Information about the author.
In 1864, after Union general William Tecumseh Sherman burned Atlanta, he marched his sixty thousand troops east through Georgia to the sea, and then up into the Carolinas. The army fought off Confederate forces and lived off the land, pillaging the Southern plantations, taking cattle and crops for their own, demolishing cities, and accumulating a borne-along population of freed blacks and white refugees until all that remained was the dangerous transient life of the uprooted, the dispossessed, and the triumphant. Only a master novelist could so powerfully and compassionately render the lives of those who marched.

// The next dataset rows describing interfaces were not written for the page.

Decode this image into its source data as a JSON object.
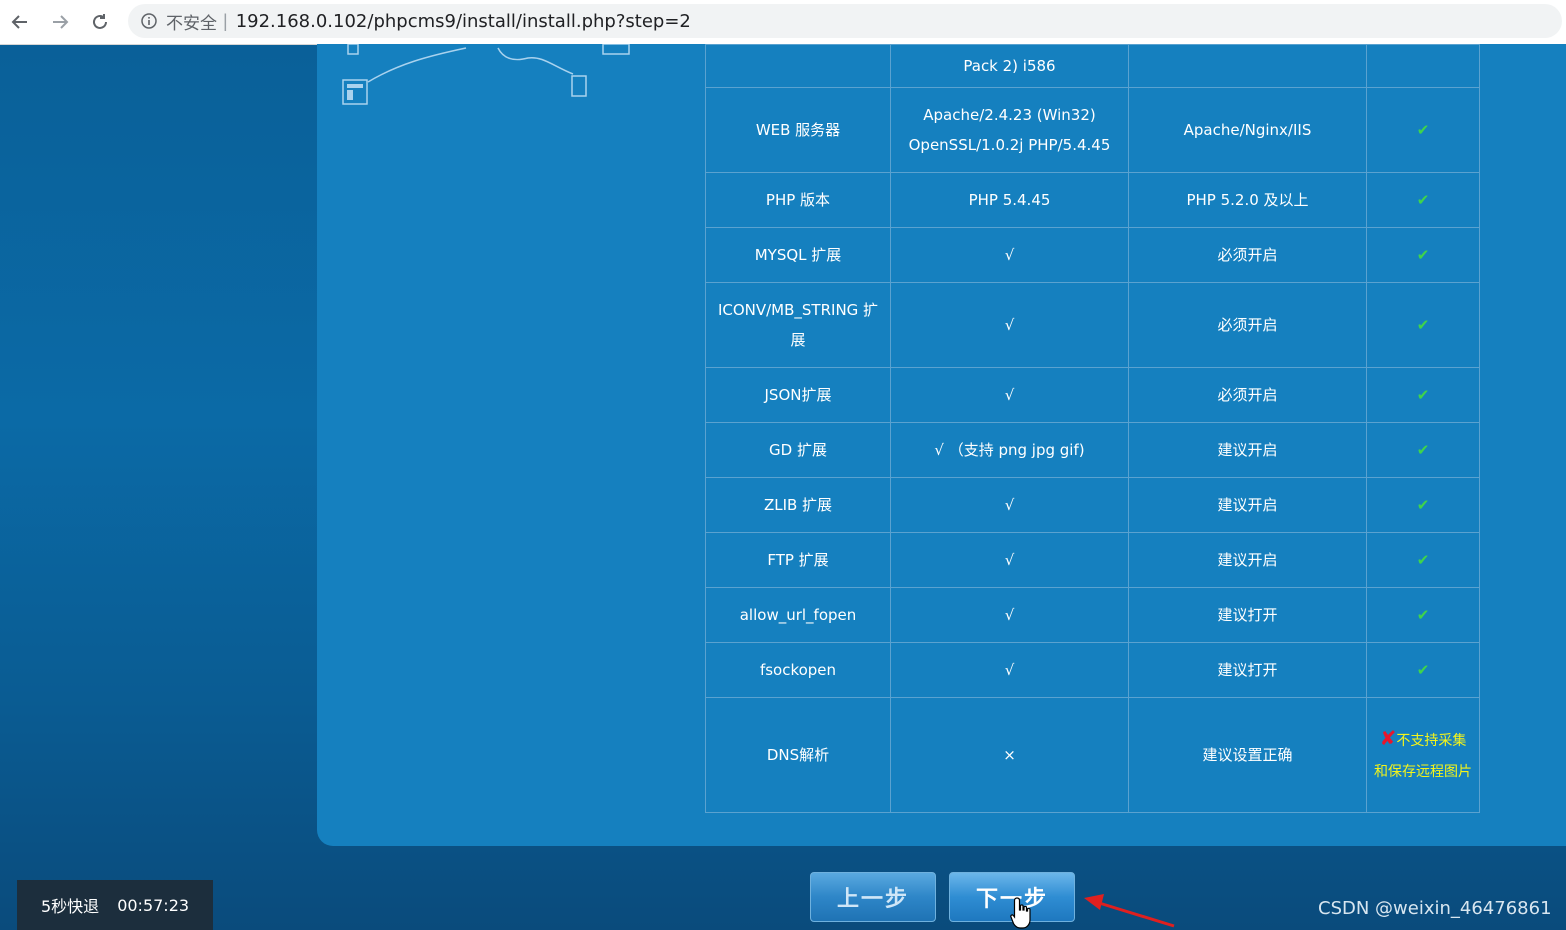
{
  "browser": {
    "insecure_label": "不安全",
    "url": "192.168.0.102/phpcms9/install/install.php?step=2"
  },
  "env_table": {
    "rows": [
      {
        "name": "",
        "current": "Pack 2) i586",
        "required": "",
        "status": ""
      },
      {
        "name": "WEB 服务器",
        "current": "Apache/2.4.23 (Win32) OpenSSL/1.0.2j PHP/5.4.45",
        "required": "Apache/Nginx/IIS",
        "status": "✔"
      },
      {
        "name": "PHP 版本",
        "current": "PHP 5.4.45",
        "required": "PHP 5.2.0 及以上",
        "status": "✔"
      },
      {
        "name": "MYSQL 扩展",
        "current": "√",
        "required": "必须开启",
        "status": "✔"
      },
      {
        "name": "ICONV/MB_STRING 扩展",
        "current": "√",
        "required": "必须开启",
        "status": "✔"
      },
      {
        "name": "JSON扩展",
        "current": "√",
        "required": "必须开启",
        "status": "✔"
      },
      {
        "name": "GD 扩展",
        "current": "√ （支持 png jpg gif)",
        "required": "建议开启",
        "status": "✔"
      },
      {
        "name": "ZLIB 扩展",
        "current": "√",
        "required": "建议开启",
        "status": "✔"
      },
      {
        "name": "FTP 扩展",
        "current": "√",
        "required": "建议开启",
        "status": "✔"
      },
      {
        "name": "allow_url_fopen",
        "current": "√",
        "required": "建议打开",
        "status": "✔"
      },
      {
        "name": "fsockopen",
        "current": "√",
        "required": "建议打开",
        "status": "✔"
      },
      {
        "name": "DNS解析",
        "current": "×",
        "required": "建议设置正确",
        "status": "不支持采集和保存远程图片",
        "status_mark": "✘"
      }
    ]
  },
  "buttons": {
    "prev": "上一步",
    "next": "下一步"
  },
  "overlay": {
    "speed_label": "5秒快退",
    "time": "00:57:23",
    "watermark": "CSDN @weixin_46476861"
  }
}
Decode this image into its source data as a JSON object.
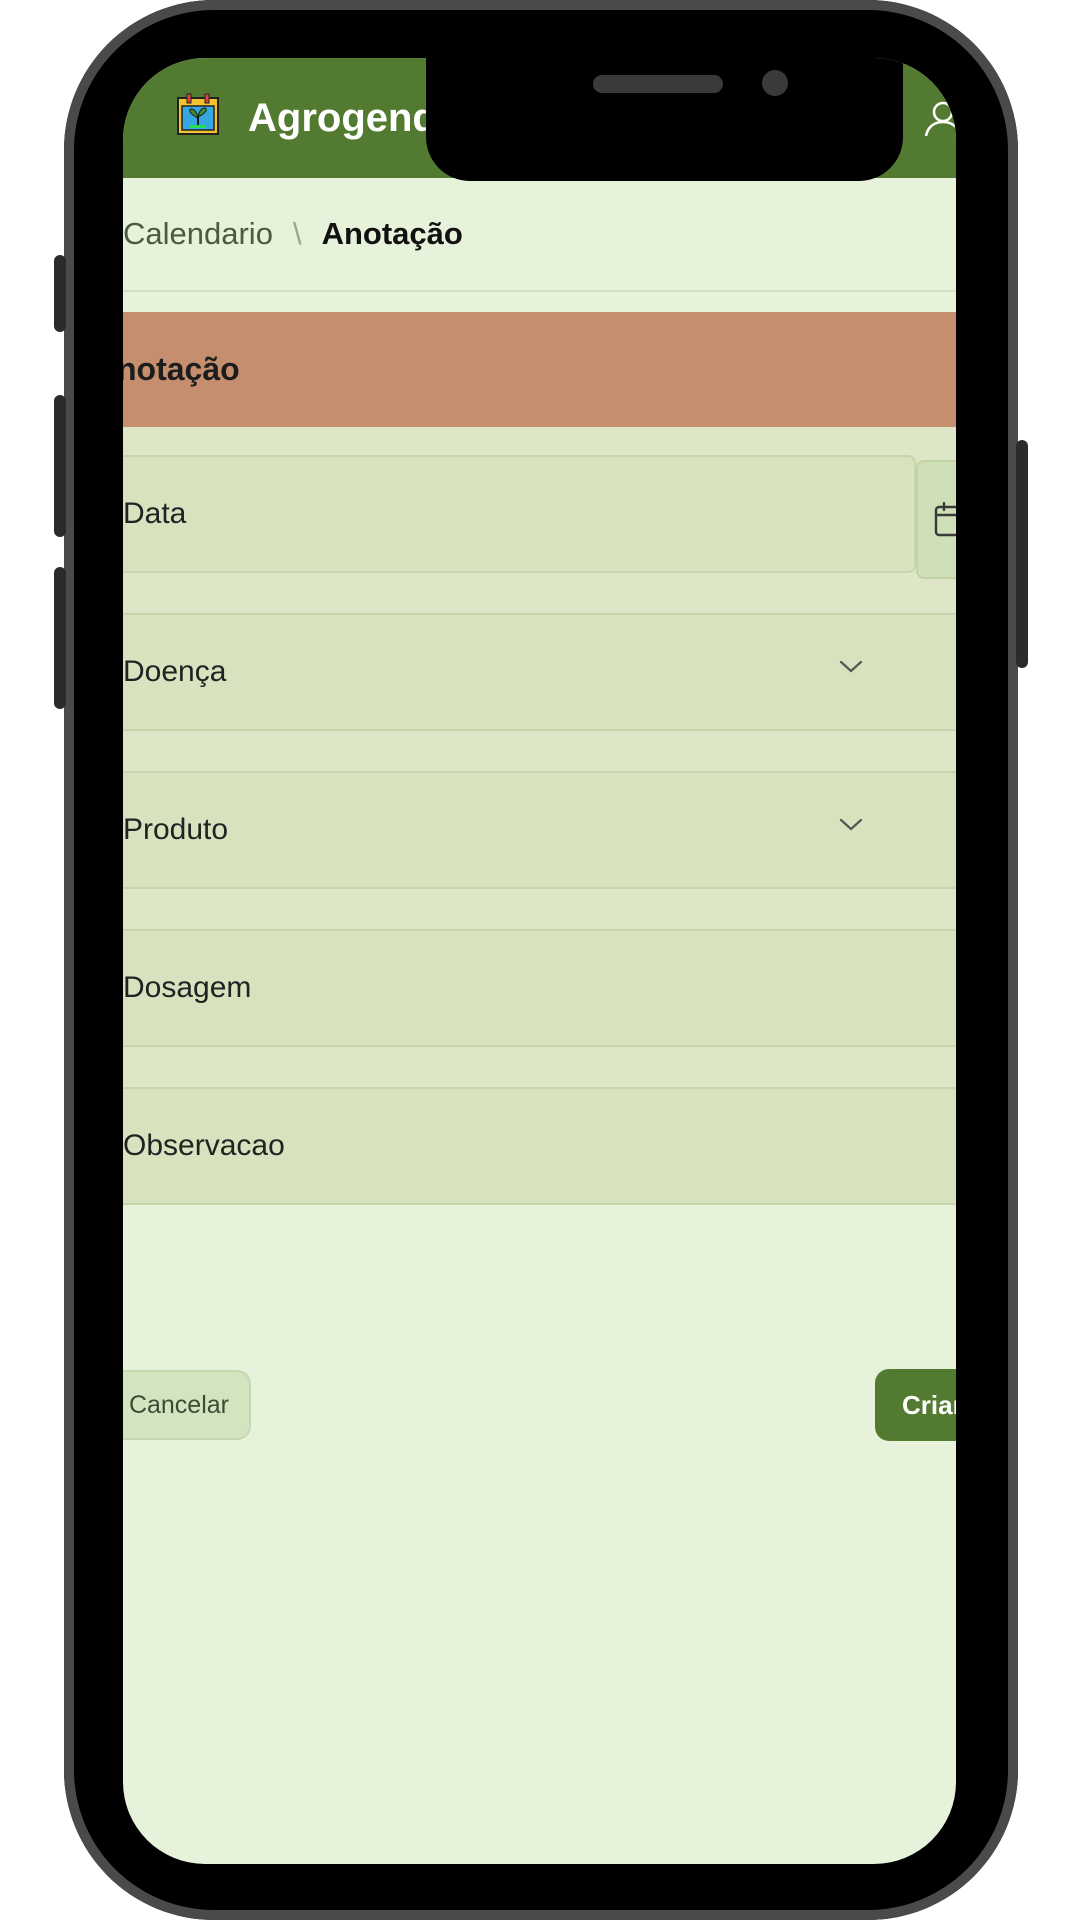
{
  "app": {
    "title": "Agrogenda"
  },
  "breadcrumb": {
    "parent": "Calendario",
    "separator": "\\",
    "current": "Anotação"
  },
  "form": {
    "title": "notação",
    "fields": {
      "data": "Data",
      "doenca": "Doença",
      "produto": "Produto",
      "dosagem": "Dosagem",
      "observacao": "Observacao"
    },
    "cancel_label": "Cancelar",
    "create_label": "Criar"
  },
  "colors": {
    "appbar": "#527a30",
    "background": "#e6f2d9",
    "card_header": "#c48e6f",
    "card_body": "#dde7c7"
  }
}
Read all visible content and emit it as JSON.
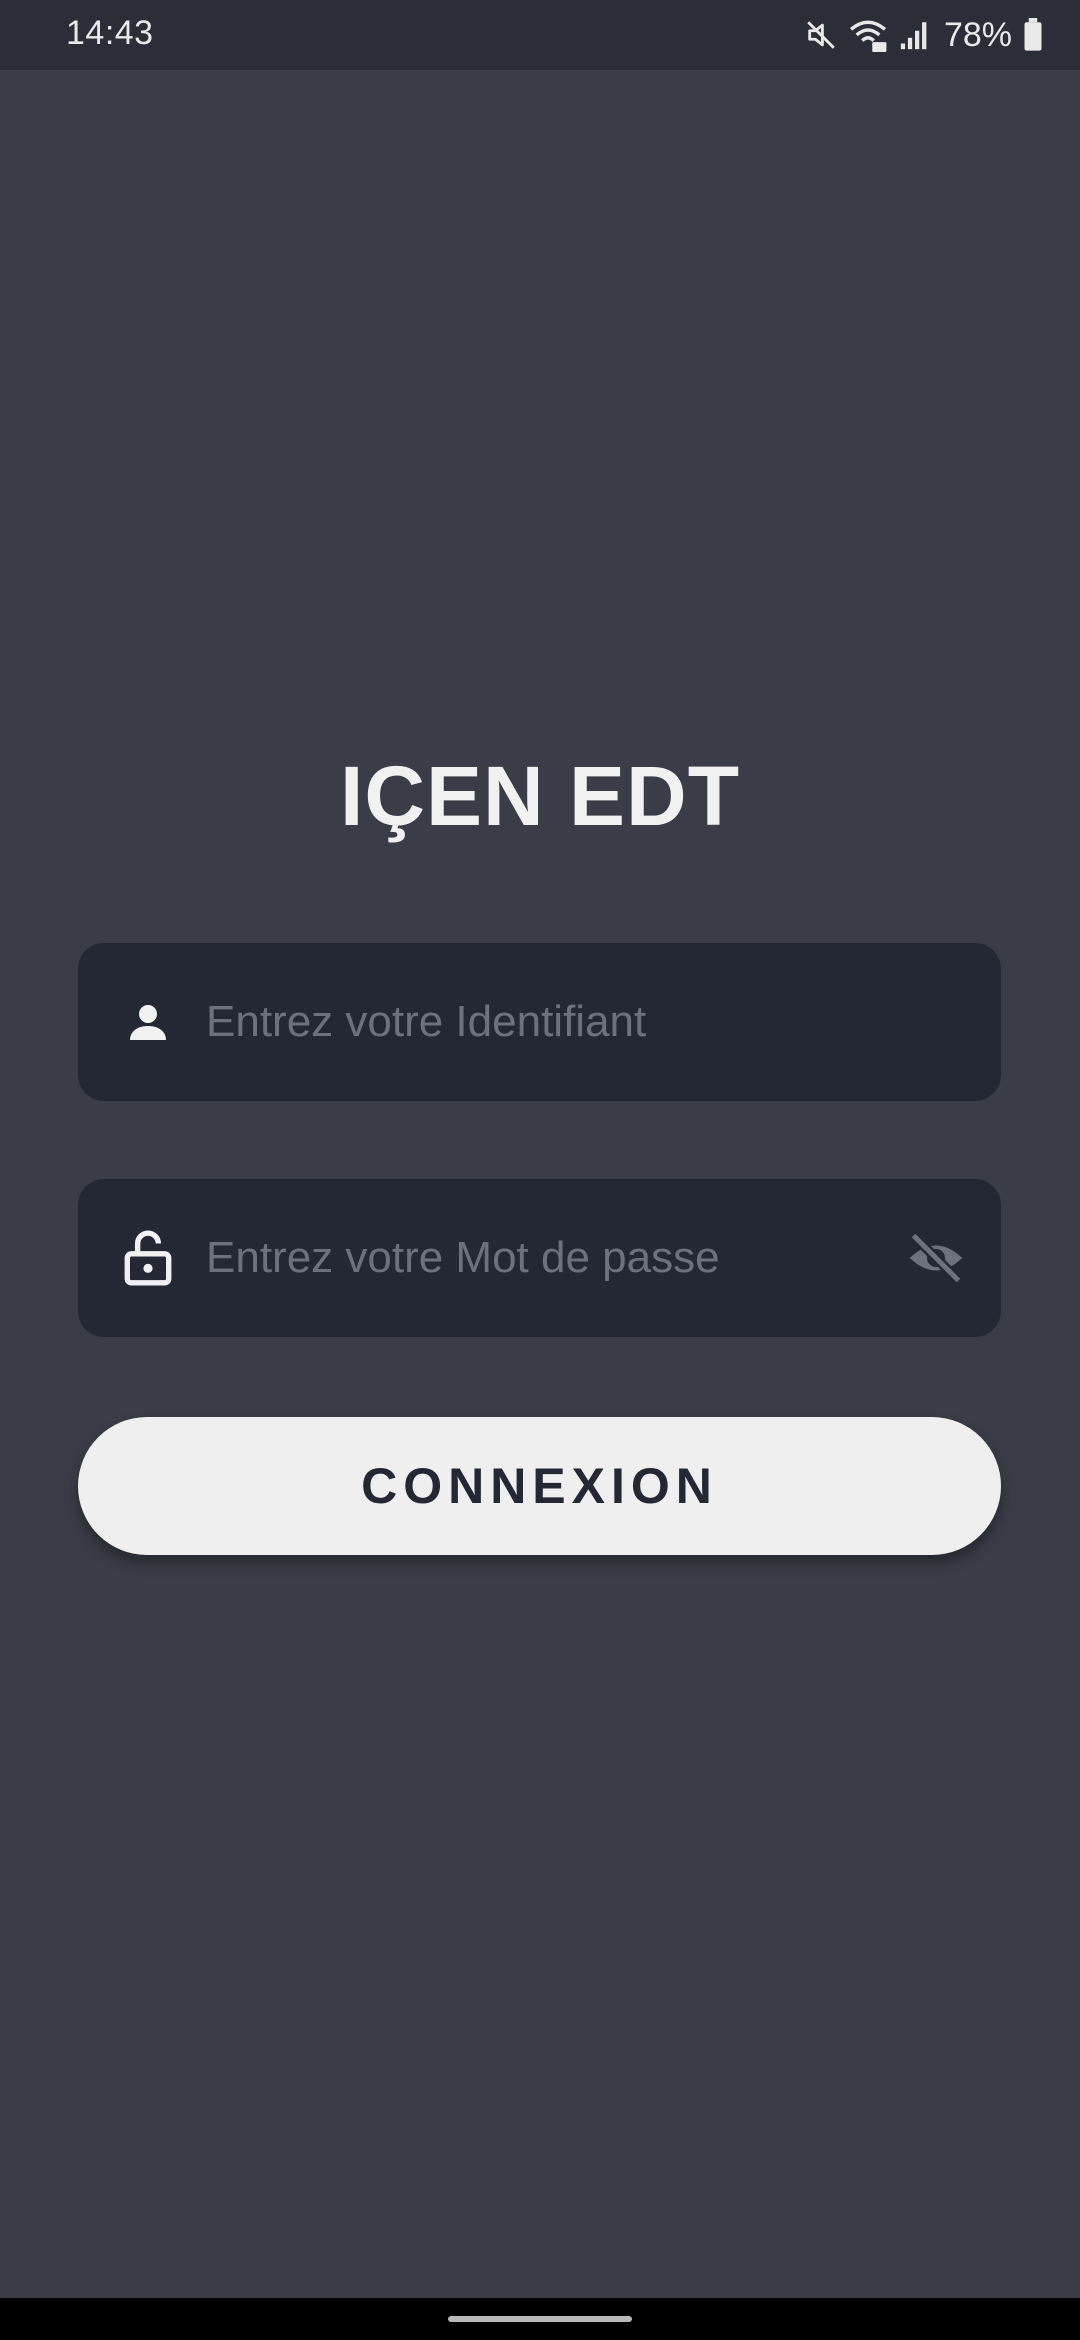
{
  "status_bar": {
    "time": "14:43",
    "battery_percent": "78%",
    "icons": [
      "mute-icon",
      "wifi-icon",
      "signal-icon",
      "battery-icon"
    ]
  },
  "app": {
    "title": "IÇEN EDT"
  },
  "login": {
    "username": {
      "icon": "person-icon",
      "value": "",
      "placeholder": "Entrez votre Identifiant"
    },
    "password": {
      "icon": "lock-icon",
      "value": "",
      "placeholder": "Entrez votre Mot de passe",
      "toggle_icon": "eye-off-icon"
    },
    "submit_label": "CONNEXION"
  },
  "colors": {
    "background": "#3a3d47",
    "status_bar": "#2b2e36",
    "field_background": "#232834",
    "button_background": "#efefef",
    "button_text": "#232834",
    "title_text": "#f1f1f2",
    "placeholder_text": "#6c717d"
  }
}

The author of Ragtime, City of God, and The Book of Daniel has given us a magisterial work with an enormous cast of unforgettable characters–white and black, men, women, and children, unionists and rebels, generals and privates, freed slaves and slave owners. At the center is General Sherman himself; a beautiful freed slave girl named Pearl; a Union regimental…[more]
In 1930’s New York, Billy Bathgate, a fifteen-year-old high-school dropout, has captured the attention of infamous gangster Dutch Schultz, who lures the boy into his world of racketeering. The product of an East Bronx upbringing by his half-crazy Irish Catholic mother, after his Jewish father left them long ago, Billy is captivated by the world of money, sex, and high society the charismatic Schultz has to offer. But it is also a world of extortion, brutality, and murder, where Billy finds himself involved in a dangerous affair with Schultz’s girlfriend. Relive this story through the title character’s driving narrative, a child’s thoughts and feelings filtered through the sensibilities of an adult, and the result is E.L. Doctorow’s most convincing and appealing portrayal of a young boy’s life. Converging mythology and history, one of America’s most admired authors has captured the romance of gangsters and criminal enterprise that continues to fascinate the American psyche today.
Published in 1975, Ragtime changed our very concept of what a novel could be. An extraordinary tapestry, Ragtime captures the spirit of America in the era between the turn of the century and the First World War.
The story opens in 1906 in New Rochelle, New York, at the home of an affluent American family. One lazy Sunday afternoon, the famous escape artist Harry Houdini swerves his car into a telephone pole outside their house. And almost magically, the line between fantasy and historical fact, between real and imaginary characters, disappears. Henry Ford, Emma Goldman, J. P. Morgan, Evelyn Nesbit, Sigmund Freud, and Emiliano Zapata slip in and out of the tale, crossing paths with Doctorow’s imagined family and other fictional characters, including an immigrant peddler and a ragtime musician from Harlem whose insistence on a point of justice drives him to revolutionary violence.
It is America in the great depression, and he is a child of that time, that place. He runs away from home in Paterson, New Jersey, to New York City and learns the bare bones of life before he hits the road with a traveling carnival. Then one icy night in the Adirondacks, the young man sees a private train roar by. In its lit windows, he spies an industrial tycoon, a poet, a gangster, and a heartbreakingly beautiful girl. He follows them, as one follows a dream, to an isolated private estate on Loon Lake.
Thus the stage is set for a spellbinding tale of mystery and menace, greed and ambition, harsh lust and tender love, that lays bare the darkest depths of the human heart and the nightmarish underside of the American dream. E. L. Doctorow has written a novel aglow with poetry and passion, lit by the burning fire of humanity and history, terror and truth.
New York is the setting and a central character in this wonderfully moving and evocative novel of a boy growing up and a family surviving in the 1930s.
Told in the voices of its young protoganist, his mother, and his older brother, the story unfolds against a back-ground of the grim economic realities of the Great Depression and the indomitable hopes for the future as embodied in the wondrous exhibits of New York’s World’s Fair. The Altschulers, living in successively smaller apartments in the Bronx, are prey to both. As the raffish father’s Times Square music store slides toward failure, the warring parents live in uneasy truce for the sake of their children and the older brother drifts from promising adolescence toward impecunious young manhood. Meanwhile, the youngest son listens to Tom Mix on the radio, watches the German zeppelin Hindenburg floating over Manhattan, cheers the Giants at the…[more]